Robert Nurse's picture

Very helpful article. But, I have a question. Are you basing these extreme points (+/-2 stops) on your midtone reading? In the photograph of the field, what part of the scene did you meter as your midtone?

Tihomir Lazarov's picture

Yes, the extreme points are based on the midtone reading.

In this photograph I would use the farthest mountains or the lit green part of the trees as a midtone. From that I will check if the lightest and darkest parts are within the range.

Sometimes there are no suitable midtones and in this case I check only the extremes, especially when photographing clouds (I have a database with sunsets and clouds I use for composites). With them, I check the lightest part of the cloud and it is usually around the +2 which is similar to photographing snow.

michael bogert's picture

Thanks for the article. I hadn't ever noticed the meter working while taking pics before. I immediately picked up my camera, pointed it out the window and watched how the meter changed as I pointed to different places. I'm going to bet I start getting better exposed pics starting right now! Thanks again!

Tihomir Lazarov's picture

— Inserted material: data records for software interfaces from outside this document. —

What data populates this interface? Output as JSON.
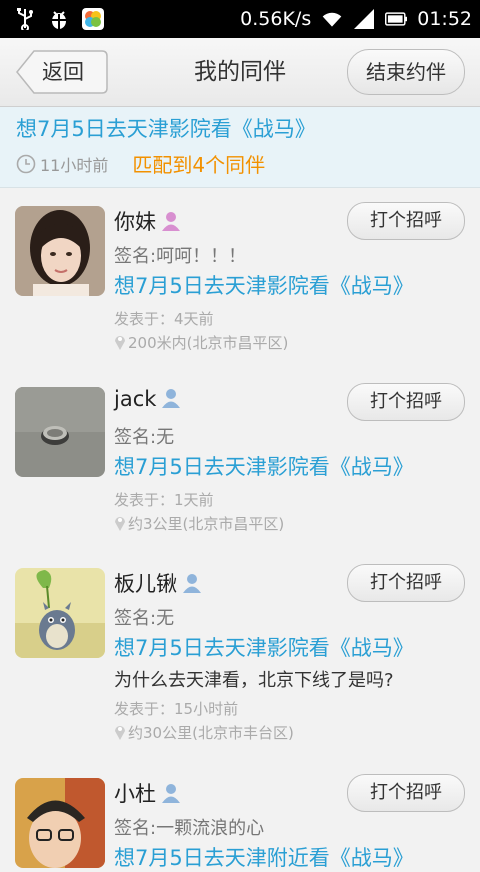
{
  "status": {
    "speed": "0.56K/s",
    "time": "01:52"
  },
  "header": {
    "back_label": "返回",
    "title": "我的同伴",
    "end_label": "结束约伴"
  },
  "summary": {
    "title": "想7月5日去天津影院看《战马》",
    "time_ago": "11小时前",
    "match_text": "匹配到4个同伴"
  },
  "hello_label": "打个招呼",
  "companions": [
    {
      "name": "你妹",
      "gender": "female",
      "sign": "签名:呵呵！！！",
      "post": "想7月5日去天津影院看《战马》",
      "reply": "",
      "posted": "发表于：4天前",
      "distance": "200米内(北京市昌平区)"
    },
    {
      "name": "jack",
      "gender": "male",
      "sign": "签名:无",
      "post": "想7月5日去天津影院看《战马》",
      "reply": "",
      "posted": "发表于：1天前",
      "distance": "约3公里(北京市昌平区)"
    },
    {
      "name": "板儿锹",
      "gender": "male",
      "sign": "签名:无",
      "post": "想7月5日去天津影院看《战马》",
      "reply": "为什么去天津看，北京下线了是吗?",
      "posted": "发表于：15小时前",
      "distance": "约30公里(北京市丰台区)"
    },
    {
      "name": "小杜",
      "gender": "male",
      "sign": "签名:一颗流浪的心",
      "post": "想7月5日去天津附近看《战马》",
      "reply": "",
      "posted": "",
      "distance": ""
    }
  ],
  "colors": {
    "accent": "#2a9fd4",
    "match": "#f29100",
    "female_icon": "#d88fd0",
    "male_icon": "#8fb4db"
  }
}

You're welcome Michael. Thanks for your feedback! I have friends who have been told that shooting in manual mode with the light meter is only "for pros", and it's "very hard." They are not professionals and now say it's way better and easier to work with camera's light meter than they've been told.

Studio 403's picture

Call it meter dummy from hell. I have this meter from a name brand company. when ever I use it, and I set my camera to the settings outdoor, UGG, I cannot get it to give me the proper exposure.....HELP!!!. I am heading to my basement window and jump, if I can draw a crowd.

I have watch more videos on this unit.....no success.